The goods contained within keep the promise made by the front cover (and the delicious song titles). The opener “The Quest” blasts open the front door like a cannon to a Privateer’s portside with DARK MOOR-esque keyboard flourishes, raging guitar riffs and pummelling double bass rhythms. The chorus’ infectious call of the quest being never-ending is as much a triumphant crowd anthem as it is a guarantee that the band will continue on its chosen path regardless of whether or not the serious Metal community is willing to accept them. From there the album ducks and weaves through numerous tracks dealing with as many pirate analogies as can be conceived matched with Sea Shanty-like melodies and straight forward Power Metal musicianship. Yes, from what you can already gather, it is the logical, almost copy-cat follow-up to “Captain Morgan’s Revenge”.
Don’t misunderstand though, “Black Sails...” sounds quite distinct from its predecessor in almost every aspect. The key difference is that ALESTORM no longer have the mentality of a Metal band with a keen fascination for pirates. What we have now are instead a crew of pirates who have an affinity for Metal music. It is a key distinction that may prove to separate the fan base considerably in the end. Aside from the titular track there are no straight forward Metal tracks. If we trip down memory lane to 2008 we will recall that the entire middle section of “Captain Morgan’s Revenge” was a Thrash-Heavy Metal blitzkrieg with such standout floor dusters as “Death Before The Mast”, “Terror On The High Seas” and “Set Sail And Conquer”. If those were the highlights for you on the previous album, steer clear of the new album because its main focus is on the cheese-ball pirate antics and the Heavy Metal is something of an afterthought.
If however, you have no issue with the lore, fantasy and accordion synthesizers than get ready for a scurvy-induced affair. Standouts in this vein are the violin-led, pub-smasher “Keelhauled” and the ‘hi-hi-ho’ sing-a-long “Wolves Of The Sea”. “Famous Ol’ Spiced” ends on pan-flute doused rendition of the choral melody with a swaying rhythm that instantly brings us back to “Nancy’s Tavern” from the first album. Present on “Black Sails...” that wasn’t on “Captain Morgan...” is a spicy instrumental in “No Quarter” that is completely dominated by the virtuosic keyboard shredding of lead man Christopher Bowes.

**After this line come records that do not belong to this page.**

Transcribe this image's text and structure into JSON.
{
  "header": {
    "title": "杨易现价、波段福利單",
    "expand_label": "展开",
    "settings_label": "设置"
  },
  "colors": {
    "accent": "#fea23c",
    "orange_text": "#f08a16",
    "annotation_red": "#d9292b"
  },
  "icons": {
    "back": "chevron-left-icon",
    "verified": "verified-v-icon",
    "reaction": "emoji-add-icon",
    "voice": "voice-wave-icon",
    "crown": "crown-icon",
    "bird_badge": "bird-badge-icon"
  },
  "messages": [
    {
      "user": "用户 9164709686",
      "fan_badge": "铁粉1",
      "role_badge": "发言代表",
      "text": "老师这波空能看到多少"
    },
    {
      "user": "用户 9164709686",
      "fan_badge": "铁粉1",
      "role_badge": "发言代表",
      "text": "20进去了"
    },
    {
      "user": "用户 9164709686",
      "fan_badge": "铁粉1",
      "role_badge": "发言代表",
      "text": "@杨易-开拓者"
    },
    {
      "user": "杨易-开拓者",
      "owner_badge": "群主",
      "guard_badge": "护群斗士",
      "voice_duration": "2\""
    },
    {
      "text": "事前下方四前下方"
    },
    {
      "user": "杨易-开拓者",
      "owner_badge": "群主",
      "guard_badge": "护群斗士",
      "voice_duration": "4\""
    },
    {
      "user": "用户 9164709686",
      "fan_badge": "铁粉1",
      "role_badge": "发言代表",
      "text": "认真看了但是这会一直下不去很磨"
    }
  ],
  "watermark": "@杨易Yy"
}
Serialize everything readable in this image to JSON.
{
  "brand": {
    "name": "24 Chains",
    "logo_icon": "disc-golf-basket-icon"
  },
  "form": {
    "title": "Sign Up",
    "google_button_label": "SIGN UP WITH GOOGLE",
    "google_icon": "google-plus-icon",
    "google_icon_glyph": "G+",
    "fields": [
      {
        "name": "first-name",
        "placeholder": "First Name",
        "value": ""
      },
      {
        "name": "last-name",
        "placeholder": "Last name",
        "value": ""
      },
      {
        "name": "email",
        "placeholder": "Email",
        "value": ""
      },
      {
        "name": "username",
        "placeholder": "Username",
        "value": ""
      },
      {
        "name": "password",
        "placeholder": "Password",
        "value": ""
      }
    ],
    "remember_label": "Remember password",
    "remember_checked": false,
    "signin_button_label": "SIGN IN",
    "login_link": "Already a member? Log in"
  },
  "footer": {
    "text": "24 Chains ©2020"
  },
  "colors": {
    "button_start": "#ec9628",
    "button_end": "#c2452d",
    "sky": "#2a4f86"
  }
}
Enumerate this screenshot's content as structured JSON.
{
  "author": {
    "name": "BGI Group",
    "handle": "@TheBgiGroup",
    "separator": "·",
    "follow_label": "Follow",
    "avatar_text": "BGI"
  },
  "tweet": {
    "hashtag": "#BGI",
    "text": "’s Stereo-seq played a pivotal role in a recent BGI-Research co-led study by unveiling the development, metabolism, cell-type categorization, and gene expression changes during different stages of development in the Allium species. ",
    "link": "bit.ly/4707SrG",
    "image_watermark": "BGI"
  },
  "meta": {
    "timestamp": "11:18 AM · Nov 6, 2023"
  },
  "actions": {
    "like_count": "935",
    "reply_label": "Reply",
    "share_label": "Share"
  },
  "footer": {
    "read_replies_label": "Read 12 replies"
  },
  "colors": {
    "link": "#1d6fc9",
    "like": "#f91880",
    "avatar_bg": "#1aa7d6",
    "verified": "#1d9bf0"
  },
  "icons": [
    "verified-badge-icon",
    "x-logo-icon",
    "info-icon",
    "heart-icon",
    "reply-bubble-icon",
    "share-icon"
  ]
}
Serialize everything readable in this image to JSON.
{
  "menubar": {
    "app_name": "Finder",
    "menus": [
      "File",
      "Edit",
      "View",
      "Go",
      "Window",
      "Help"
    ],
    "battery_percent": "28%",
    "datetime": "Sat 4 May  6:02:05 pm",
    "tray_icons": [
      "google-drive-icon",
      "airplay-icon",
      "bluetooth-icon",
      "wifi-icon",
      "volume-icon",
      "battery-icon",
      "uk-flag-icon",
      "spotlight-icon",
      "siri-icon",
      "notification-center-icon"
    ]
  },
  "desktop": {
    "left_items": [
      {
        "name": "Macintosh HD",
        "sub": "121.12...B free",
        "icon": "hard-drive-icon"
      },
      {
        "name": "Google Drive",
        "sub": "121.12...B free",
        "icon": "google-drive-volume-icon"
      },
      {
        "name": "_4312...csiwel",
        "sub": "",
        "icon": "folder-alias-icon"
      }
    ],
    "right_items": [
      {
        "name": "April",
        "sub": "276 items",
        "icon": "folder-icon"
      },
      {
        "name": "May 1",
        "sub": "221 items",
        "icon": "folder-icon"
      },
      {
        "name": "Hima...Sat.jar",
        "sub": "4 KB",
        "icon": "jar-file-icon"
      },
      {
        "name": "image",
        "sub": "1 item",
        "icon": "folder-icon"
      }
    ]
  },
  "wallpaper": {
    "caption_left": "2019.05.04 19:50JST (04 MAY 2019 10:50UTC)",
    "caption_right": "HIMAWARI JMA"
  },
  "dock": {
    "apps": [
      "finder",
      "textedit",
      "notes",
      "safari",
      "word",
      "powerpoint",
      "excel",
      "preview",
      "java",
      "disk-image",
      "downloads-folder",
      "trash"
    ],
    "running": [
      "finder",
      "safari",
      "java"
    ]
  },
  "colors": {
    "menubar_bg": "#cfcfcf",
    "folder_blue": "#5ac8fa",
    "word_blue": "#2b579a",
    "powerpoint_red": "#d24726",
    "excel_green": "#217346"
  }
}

The major concern that follows this release is that it follows a mere one and a half years after its predecessor. Coupled with rumours circling that the band is in fact just a cookie-cutter off-shoot of their former moniker, BATTLEHEART, this rushed sense of release scheduling makes the follow-up a touch sketchy. Indeed, after the giddy thrill of the first few listens wears off, one will certainly get a sense of that. Lacklustre tracks like the droning ballad “To The End Of Our Days” and the bland-as-bread “Chronicles of Vengeance” are certainly indicative of this force-fed appearance. All in all it makes the buyer feel betrayed by the record label and the band who appear to be cashing in on an unexpected success and that can hamper a positive opinion of the album as a whole.
Nonetheless, for the discerning fan, “Black Sails At Midnight” is an unmitigated success for ALESTORM. It would be far more appreciated if they would take a little more time for their next release and really hammer home a fully consistent album (maybe that extends past 10 tracks), but until that time I raise a mug of mead in the air for another successful voyage.
For Fans of: RUNNING WILD, SWASHBUCKLE, VERBAL DECEPTION
(Online July 1, 2009)